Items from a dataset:
***

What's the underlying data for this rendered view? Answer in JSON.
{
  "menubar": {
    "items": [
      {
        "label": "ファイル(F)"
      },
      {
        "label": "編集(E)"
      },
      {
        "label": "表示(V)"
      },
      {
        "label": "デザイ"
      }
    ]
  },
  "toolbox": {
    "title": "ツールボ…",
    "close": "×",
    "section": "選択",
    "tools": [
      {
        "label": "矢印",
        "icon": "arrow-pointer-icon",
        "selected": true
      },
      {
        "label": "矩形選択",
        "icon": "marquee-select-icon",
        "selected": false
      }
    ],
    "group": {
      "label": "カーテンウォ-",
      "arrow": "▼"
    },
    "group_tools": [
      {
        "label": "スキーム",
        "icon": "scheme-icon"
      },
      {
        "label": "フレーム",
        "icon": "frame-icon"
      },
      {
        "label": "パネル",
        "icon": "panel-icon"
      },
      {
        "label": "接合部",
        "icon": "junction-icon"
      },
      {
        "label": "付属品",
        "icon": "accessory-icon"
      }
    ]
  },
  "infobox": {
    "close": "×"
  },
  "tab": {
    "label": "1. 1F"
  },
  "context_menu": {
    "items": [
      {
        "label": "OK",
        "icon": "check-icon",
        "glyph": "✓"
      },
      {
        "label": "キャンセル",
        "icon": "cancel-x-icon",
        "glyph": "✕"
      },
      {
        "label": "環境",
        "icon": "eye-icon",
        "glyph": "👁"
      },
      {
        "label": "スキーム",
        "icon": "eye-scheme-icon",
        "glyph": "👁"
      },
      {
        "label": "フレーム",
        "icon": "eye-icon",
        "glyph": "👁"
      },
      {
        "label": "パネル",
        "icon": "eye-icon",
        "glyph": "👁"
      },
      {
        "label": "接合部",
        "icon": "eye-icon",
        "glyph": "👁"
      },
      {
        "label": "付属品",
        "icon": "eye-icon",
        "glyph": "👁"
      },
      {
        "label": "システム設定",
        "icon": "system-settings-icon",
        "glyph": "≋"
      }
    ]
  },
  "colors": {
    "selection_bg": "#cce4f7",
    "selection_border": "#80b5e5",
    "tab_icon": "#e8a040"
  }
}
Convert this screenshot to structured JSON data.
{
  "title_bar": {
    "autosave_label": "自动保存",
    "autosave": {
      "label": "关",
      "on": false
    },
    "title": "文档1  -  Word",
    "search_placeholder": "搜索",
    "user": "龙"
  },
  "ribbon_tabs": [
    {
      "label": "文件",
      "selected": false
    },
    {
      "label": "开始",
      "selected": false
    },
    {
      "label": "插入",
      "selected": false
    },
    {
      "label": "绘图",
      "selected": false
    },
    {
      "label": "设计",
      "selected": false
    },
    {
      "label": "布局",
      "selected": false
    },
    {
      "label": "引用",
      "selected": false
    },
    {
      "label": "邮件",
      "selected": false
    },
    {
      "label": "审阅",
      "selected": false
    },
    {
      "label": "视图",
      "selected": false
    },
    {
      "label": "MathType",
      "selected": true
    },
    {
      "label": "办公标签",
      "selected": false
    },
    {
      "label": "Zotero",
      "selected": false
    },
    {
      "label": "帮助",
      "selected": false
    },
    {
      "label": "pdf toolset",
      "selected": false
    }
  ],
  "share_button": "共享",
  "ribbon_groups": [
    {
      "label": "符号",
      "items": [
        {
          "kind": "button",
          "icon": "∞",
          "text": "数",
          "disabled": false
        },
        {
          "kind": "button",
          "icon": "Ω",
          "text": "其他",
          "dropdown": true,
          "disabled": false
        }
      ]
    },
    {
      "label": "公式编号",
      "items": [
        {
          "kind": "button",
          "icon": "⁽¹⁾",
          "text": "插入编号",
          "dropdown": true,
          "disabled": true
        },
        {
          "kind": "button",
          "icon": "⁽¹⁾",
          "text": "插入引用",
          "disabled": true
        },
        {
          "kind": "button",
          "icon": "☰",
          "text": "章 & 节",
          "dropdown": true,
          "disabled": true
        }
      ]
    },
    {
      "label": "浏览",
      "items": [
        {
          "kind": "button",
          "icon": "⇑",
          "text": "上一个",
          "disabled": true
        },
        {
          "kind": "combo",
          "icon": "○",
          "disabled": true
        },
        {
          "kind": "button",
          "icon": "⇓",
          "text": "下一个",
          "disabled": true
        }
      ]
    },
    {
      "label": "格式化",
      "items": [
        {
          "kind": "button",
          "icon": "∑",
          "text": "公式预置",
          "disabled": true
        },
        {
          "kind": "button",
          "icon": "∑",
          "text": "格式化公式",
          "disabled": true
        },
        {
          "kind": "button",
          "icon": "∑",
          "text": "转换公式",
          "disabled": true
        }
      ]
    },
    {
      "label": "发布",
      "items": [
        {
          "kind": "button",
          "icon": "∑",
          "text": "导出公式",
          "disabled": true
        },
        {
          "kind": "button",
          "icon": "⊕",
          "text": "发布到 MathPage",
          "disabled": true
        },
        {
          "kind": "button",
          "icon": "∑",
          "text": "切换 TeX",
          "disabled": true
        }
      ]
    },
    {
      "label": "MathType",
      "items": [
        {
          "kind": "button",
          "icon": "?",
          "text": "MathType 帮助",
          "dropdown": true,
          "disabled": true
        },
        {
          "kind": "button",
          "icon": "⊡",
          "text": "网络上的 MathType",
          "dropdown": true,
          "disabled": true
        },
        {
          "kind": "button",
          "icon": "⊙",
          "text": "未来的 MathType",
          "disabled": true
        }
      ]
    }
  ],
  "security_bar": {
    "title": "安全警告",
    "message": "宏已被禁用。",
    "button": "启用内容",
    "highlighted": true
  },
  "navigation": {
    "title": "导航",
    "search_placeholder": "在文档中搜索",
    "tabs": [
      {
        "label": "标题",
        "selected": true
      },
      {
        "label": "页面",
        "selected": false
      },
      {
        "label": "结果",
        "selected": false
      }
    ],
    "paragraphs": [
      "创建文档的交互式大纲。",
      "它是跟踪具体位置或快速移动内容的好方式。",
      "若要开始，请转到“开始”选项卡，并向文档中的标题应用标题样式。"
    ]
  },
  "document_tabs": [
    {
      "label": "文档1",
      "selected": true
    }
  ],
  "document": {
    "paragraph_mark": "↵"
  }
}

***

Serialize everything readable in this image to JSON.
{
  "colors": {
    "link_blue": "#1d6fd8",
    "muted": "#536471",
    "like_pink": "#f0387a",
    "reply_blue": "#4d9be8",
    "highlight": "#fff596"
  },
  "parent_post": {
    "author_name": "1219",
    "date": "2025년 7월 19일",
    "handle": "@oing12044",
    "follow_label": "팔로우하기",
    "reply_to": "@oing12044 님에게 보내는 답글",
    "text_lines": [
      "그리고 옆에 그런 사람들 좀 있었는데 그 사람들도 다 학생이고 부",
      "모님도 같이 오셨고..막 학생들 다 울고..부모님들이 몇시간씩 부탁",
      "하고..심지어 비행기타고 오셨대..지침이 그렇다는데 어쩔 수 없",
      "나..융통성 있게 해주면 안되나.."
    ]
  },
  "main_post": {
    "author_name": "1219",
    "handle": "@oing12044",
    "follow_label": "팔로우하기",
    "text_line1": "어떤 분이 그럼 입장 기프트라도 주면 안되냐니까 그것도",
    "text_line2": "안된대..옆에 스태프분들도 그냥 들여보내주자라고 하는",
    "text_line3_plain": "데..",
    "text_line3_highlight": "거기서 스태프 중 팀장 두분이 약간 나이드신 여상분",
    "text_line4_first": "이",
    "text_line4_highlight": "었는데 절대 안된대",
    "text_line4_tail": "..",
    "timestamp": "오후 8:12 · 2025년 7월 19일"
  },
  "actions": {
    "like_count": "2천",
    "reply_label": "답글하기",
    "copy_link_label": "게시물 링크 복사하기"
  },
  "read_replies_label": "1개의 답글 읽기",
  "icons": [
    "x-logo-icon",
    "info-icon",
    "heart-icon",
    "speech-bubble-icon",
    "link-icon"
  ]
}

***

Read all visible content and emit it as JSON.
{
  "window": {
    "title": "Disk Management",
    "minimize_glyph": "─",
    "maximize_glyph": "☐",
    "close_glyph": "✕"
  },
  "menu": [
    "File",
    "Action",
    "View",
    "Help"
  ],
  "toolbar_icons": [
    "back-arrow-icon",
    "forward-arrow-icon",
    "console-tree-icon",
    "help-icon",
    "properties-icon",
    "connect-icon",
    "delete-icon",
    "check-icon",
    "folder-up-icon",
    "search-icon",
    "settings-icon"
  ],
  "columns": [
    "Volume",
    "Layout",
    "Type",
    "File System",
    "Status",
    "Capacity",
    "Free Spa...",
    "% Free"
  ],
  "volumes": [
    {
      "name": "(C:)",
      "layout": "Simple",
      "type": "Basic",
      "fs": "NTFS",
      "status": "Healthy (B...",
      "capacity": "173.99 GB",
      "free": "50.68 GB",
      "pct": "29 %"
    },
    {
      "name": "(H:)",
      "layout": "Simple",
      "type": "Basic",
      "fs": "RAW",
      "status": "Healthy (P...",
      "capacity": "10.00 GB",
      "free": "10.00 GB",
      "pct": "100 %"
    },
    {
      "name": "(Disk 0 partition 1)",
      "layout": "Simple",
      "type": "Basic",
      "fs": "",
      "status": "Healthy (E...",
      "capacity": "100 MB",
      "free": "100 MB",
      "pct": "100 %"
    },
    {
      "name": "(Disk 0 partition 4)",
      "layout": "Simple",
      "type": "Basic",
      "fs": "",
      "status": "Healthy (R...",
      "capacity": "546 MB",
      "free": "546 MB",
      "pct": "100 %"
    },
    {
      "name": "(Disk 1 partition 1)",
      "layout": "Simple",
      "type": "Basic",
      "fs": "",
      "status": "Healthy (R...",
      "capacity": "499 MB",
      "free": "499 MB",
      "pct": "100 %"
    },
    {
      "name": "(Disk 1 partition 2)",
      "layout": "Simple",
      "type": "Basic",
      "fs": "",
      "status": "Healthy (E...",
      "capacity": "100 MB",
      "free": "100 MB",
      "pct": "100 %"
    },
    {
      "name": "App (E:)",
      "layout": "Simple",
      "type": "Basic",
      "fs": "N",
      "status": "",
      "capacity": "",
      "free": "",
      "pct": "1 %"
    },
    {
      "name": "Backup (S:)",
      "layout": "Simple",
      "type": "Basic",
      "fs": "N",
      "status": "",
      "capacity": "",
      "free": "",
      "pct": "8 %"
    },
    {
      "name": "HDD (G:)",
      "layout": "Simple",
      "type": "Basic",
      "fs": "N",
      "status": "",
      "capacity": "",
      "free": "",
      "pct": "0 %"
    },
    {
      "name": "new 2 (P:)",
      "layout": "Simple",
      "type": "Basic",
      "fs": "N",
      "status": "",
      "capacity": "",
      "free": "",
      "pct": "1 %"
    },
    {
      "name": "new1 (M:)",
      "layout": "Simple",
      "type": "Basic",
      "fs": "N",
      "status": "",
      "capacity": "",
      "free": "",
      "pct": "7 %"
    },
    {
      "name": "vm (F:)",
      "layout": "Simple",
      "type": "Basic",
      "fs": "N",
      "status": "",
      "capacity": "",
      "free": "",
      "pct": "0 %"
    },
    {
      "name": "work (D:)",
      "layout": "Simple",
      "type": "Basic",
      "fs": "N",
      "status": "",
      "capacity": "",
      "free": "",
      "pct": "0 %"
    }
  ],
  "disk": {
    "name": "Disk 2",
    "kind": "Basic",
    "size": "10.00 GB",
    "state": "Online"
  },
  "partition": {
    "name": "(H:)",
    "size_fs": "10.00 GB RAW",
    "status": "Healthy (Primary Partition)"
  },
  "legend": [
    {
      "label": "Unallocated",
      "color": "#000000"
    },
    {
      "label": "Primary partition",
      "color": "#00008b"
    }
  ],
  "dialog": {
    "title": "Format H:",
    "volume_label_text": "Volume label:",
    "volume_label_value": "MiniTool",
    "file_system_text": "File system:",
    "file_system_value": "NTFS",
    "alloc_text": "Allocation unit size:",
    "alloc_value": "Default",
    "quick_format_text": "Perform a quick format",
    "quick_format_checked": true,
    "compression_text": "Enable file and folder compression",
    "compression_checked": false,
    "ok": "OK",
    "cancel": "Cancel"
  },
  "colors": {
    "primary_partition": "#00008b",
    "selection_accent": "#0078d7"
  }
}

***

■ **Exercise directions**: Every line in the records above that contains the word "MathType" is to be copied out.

■ **Problem solution**:
      "label": "MathType",
      "label": "MathType",
          "text": "MathType 帮助",
          "text": "网络上的 MathType",
          "text": "未来的 MathType",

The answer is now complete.